Some Brexit progress, but big questions remain in London

Amid much political huffing and puffing, the latest Brexit ‘plan’ leaves many unsure

Observers of Theresa May’s management of Brexit might raise some questions about the details and progress made. Photograph: Chris J Ratcliffe/Pool/EPA

There is a scene in Willy Wonka and the Chocolate Factory, the (original) movie adaptation of the Roald Dahl classic, where Wonka (Gene Wilder) demonstrates one of the fantastical sweet machines in his factory. When Wonka puts the giant machine into operation, a tremendous whirring and banging begins, as ingredients disappear into funnels for processing; steam rises, levers extend and withdraw, wheels turn; eventually this great cacophony of industry and activity produces a small piece of gum. "Is that it?" asks Violet Beauregarde.

Observers of Theresa May's management of Brexit might feel some affinity for Ms Beauregarde.

A great deal of political huffing and puffing, of threats and brinkmanship and arm-twisting and compromise, preceded today's publication of the latest British proposals on Brexit. And all around Europe, the response has echoed the unfortunate Violet: "Is that it?"

Officially, it was a little more polite, if non-committal. In Brussels, Michel Barnier, the European Commission's chief negotiator, tweeted a welcome to the British proposals, but said that he would examine it with three questions: "Is it a workable solution to avoid a hard border? Does it respect the integrity of the SM/CU? [Single market/customs union] Is it an all-weather backstop?"


“All weather” is the new buzzphrase in the Brexit negotiations about the backstop, and means that it must be effective in both the good weather of an agreed EU-UK solution to the Border, but also in the bad weather of no agreement.

Instant assessments

Nowhere is the Brexit weather watched more closely than in Dublin, where officials were poring over the British draft yesterday, flashing instant assessments and reactions to the Minister for Foreign Affairs Simon Coveney, who is in the Middle East for a three-day visit.

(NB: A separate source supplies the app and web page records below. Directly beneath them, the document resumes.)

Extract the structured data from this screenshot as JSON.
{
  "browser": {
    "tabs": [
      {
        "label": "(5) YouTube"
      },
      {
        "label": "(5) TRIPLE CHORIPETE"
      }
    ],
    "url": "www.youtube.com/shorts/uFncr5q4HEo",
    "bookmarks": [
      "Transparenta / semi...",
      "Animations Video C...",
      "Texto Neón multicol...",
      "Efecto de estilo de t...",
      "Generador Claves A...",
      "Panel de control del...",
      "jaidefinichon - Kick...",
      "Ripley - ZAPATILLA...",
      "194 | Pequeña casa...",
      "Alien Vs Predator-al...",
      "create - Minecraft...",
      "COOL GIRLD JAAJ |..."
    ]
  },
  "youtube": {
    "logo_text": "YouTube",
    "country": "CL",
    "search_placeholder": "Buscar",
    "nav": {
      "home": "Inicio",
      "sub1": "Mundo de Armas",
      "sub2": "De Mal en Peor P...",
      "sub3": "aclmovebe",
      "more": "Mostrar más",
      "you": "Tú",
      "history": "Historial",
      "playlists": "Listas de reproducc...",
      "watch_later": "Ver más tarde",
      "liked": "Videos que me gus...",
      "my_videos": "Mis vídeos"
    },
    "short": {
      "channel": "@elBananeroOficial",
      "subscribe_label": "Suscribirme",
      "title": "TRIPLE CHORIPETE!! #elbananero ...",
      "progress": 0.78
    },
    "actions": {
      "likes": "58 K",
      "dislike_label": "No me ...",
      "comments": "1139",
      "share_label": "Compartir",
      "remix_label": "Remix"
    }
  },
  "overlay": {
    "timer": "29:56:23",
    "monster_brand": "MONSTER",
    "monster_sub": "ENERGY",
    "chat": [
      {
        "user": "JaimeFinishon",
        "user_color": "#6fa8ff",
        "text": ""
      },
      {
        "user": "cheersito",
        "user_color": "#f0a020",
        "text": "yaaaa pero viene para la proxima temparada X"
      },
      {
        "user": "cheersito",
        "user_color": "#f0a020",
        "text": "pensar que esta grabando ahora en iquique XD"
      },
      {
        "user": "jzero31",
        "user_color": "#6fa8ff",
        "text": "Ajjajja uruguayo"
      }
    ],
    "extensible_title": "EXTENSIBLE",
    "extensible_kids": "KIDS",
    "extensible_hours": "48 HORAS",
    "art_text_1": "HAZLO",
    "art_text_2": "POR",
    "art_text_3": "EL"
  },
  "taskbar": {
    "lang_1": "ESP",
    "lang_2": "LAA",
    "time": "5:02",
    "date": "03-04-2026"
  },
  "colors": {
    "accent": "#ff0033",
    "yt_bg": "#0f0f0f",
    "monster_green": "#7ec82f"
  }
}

Coveney’s initial statement was cool, with no sign of a welcome. He stressed the need for “substantial progress” on the backstop in advance of the summit in Brussels at the end of this month.

Officials in Dublin pointed out the obvious holes in the British document – it’s silent on the single market, silent on regulatory alignment, silent on the role of the European Court of Justice, and there is little detail on how the British proposals for remaining in the customs union but still agreeing trade deals with third countries would actually work.

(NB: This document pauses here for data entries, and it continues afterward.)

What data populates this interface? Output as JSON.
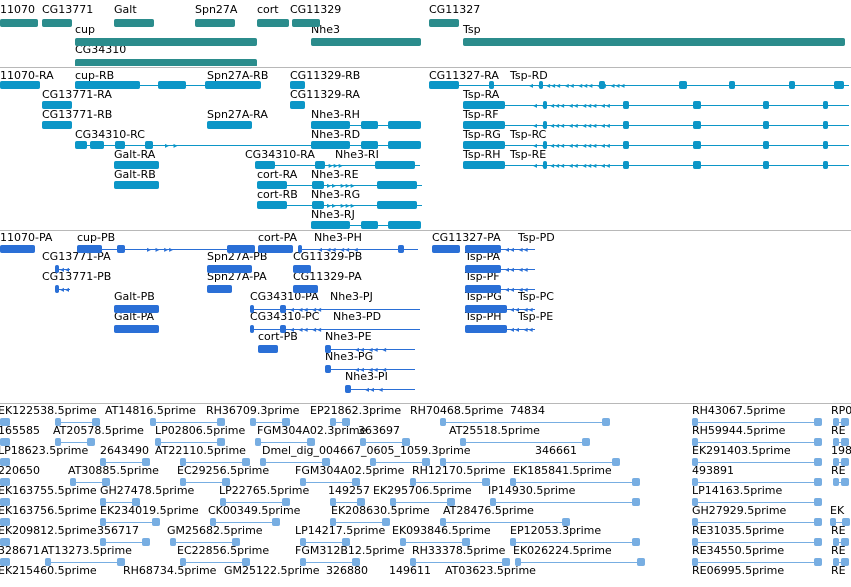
{
  "colors": {
    "gene": "#2b8c8c",
    "mrna": "#0c96c7",
    "protein": "#2a6fd6",
    "est": "#78aee2",
    "separator": "#b8b8b8"
  },
  "tracks": {
    "genes": [
      "11070",
      "CG13771",
      "Galt",
      "Spn27A",
      "cort",
      "CG11329",
      "CG11327",
      "cup",
      "Nhe3",
      "Tsp",
      "CG34310"
    ],
    "transcripts": [
      "11070-RA",
      "cup-RB",
      "Spn27A-RB",
      "CG11329-RB",
      "CG11327-RA",
      "Tsp-RD",
      "CG13771-RA",
      "CG11329-RA",
      "Tsp-RA",
      "CG13771-RB",
      "Spn27A-RA",
      "Nhe3-RH",
      "Tsp-RF",
      "CG34310-RC",
      "Nhe3-RD",
      "Tsp-RG",
      "Tsp-RC",
      "Galt-RA",
      "CG34310-RA",
      "Nhe3-RI",
      "Tsp-RH",
      "Tsp-RE",
      "Galt-RB",
      "cort-RA",
      "Nhe3-RE",
      "cort-RB",
      "Nhe3-RG",
      "Nhe3-RJ"
    ],
    "proteins": [
      "11070-PA",
      "cup-PB",
      "cort-PA",
      "Nhe3-PH",
      "CG11327-PA",
      "Tsp-PD",
      "CG13771-PA",
      "Spn27A-PB",
      "CG11329-PB",
      "Tsp-PA",
      "CG13771-PB",
      "Spn27A-PA",
      "CG11329-PA",
      "Tsp-PF",
      "Galt-PB",
      "CG34310-PA",
      "Nhe3-PJ",
      "Tsp-PG",
      "Tsp-PC",
      "Galt-PA",
      "CG34310-PC",
      "Nhe3-PD",
      "Tsp-PH",
      "Tsp-PE",
      "cort-PB",
      "Nhe3-PE",
      "Nhe3-PG",
      "Nhe3-PI"
    ],
    "ests": [
      "EK122538.5prime",
      "AT14816.5prime",
      "RH36709.3prime",
      "EP21862.3prime",
      "RH70468.5prime",
      "74834",
      "RH43067.5prime",
      "RP0",
      "165585",
      "AT20578.5prime",
      "LP02806.5prime",
      "FGM304A02.3prime",
      "363697",
      "AT25518.5prime",
      "RH59944.5prime",
      "RE",
      "LP18623.5prime",
      "2643490",
      "AT22110.5prime",
      "Dmel_dig_004667_0605_1059.3prime",
      "346661",
      "EK291403.5prime",
      "198",
      "220650",
      "AT30885.5prime",
      "EC29256.5prime",
      "FGM304A02.5prime",
      "RH12170.5prime",
      "EK185841.5prime",
      "493891",
      "RE",
      "EK163755.5prime",
      "GH27478.5prime",
      "LP22765.5prime",
      "149257",
      "EK295706.5prime",
      "IP14930.5prime",
      "LP14163.5prime",
      "EK163756.5prime",
      "EK234019.5prime",
      "CK00349.5prime",
      "EK208630.5prime",
      "AT28476.5prime",
      "GH27929.5prime",
      "EK",
      "EK209812.5prime",
      "356717",
      "GM25682.5prime",
      "LP14217.5prime",
      "EK093846.5prime",
      "EP12053.3prime",
      "RE31035.5prime",
      "RE",
      "328671",
      "AT13273.5prime",
      "EC22856.5prime",
      "FGM312B12.5prime",
      "RH33378.5prime",
      "EK026224.5prime",
      "RE34550.5prime",
      "RE",
      "EK215460.5prime",
      "RH68734.5prime",
      "GM25122.5prime",
      "326880",
      "149611",
      "AT03623.5prime",
      "RE06995.5prime",
      "RE"
    ]
  }
}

But actually there were some pluses for Dublin in the document. The prospect of long-term customs union membership, or at least equivalence, doesn’t just solve Dublin’s North-South problem, but also its East-West one.

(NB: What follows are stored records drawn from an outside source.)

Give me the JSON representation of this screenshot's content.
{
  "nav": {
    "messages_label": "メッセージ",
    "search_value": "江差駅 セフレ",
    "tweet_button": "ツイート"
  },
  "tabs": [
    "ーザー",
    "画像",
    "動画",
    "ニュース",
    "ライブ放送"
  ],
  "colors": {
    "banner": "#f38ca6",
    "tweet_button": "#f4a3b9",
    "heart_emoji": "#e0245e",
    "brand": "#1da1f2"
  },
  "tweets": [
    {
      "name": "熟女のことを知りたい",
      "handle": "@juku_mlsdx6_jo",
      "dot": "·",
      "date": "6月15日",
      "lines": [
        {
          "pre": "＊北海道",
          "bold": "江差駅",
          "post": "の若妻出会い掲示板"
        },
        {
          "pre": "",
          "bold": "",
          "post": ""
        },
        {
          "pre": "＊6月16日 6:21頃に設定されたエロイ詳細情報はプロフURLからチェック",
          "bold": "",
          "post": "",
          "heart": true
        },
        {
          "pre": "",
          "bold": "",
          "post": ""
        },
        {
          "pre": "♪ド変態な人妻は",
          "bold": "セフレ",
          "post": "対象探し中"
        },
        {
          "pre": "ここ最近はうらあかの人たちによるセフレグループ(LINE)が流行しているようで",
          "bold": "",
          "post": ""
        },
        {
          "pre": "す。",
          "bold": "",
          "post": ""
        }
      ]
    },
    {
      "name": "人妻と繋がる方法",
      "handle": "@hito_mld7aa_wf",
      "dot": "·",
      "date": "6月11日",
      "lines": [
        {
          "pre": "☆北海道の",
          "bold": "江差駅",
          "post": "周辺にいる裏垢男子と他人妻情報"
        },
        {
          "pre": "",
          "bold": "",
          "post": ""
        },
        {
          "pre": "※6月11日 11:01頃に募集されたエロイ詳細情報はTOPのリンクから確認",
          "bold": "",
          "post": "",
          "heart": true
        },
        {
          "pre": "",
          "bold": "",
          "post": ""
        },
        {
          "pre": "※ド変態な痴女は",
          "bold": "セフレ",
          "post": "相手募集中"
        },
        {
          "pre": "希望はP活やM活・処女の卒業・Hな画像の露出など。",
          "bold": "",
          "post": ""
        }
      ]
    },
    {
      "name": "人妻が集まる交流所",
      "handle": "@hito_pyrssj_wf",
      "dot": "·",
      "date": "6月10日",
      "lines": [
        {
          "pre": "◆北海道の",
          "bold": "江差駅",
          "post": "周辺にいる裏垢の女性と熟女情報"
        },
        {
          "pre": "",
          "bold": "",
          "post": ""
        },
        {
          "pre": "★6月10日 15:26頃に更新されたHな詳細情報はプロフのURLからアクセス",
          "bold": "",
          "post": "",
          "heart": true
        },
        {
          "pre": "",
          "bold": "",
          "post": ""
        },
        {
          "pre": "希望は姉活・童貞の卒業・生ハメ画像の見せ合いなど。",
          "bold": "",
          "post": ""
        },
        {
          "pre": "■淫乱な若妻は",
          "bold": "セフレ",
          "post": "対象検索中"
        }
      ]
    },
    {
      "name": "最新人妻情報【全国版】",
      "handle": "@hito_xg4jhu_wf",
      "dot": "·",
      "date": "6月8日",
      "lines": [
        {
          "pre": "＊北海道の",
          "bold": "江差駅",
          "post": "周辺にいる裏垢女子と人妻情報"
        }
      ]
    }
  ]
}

Crucially, the time limit to the backstop in the document, much heralded by the British media, is actually aspirational. The backstop only ends in 2021 if there’s something better in place.


There’s plenty of scepticism about the document in Dublin and Brussels. But at the same time, officials were keen to acknowledge that it represents progress, and a willingness to engage.

Yesterday’s document doesn’t of itself constitute “sufficient progress” – and in truth, the timelines in advance of the summit don’t allow for much more progress to be made – but there appears to be little appetite in Dublin or elsewhere for a showdown in Brussels in three weeks time. Better to keep the show on the road, many think, on the basis that at every stage, the British have more or less acceded to the EU position in the end.

One of the great frustrations that Dublin and Brussels have with London in this process is that it takes so long, and requires so much effort in London to achieve so little progress.

But the EU can handle that. Painstaking negotiations, institutional design, incremental progress – this is what the EU does. The question is whether Mrs May can handle it. As ever in Brexit, the European side is pretty transparent on what it will and won’t do. The real questions remain in London.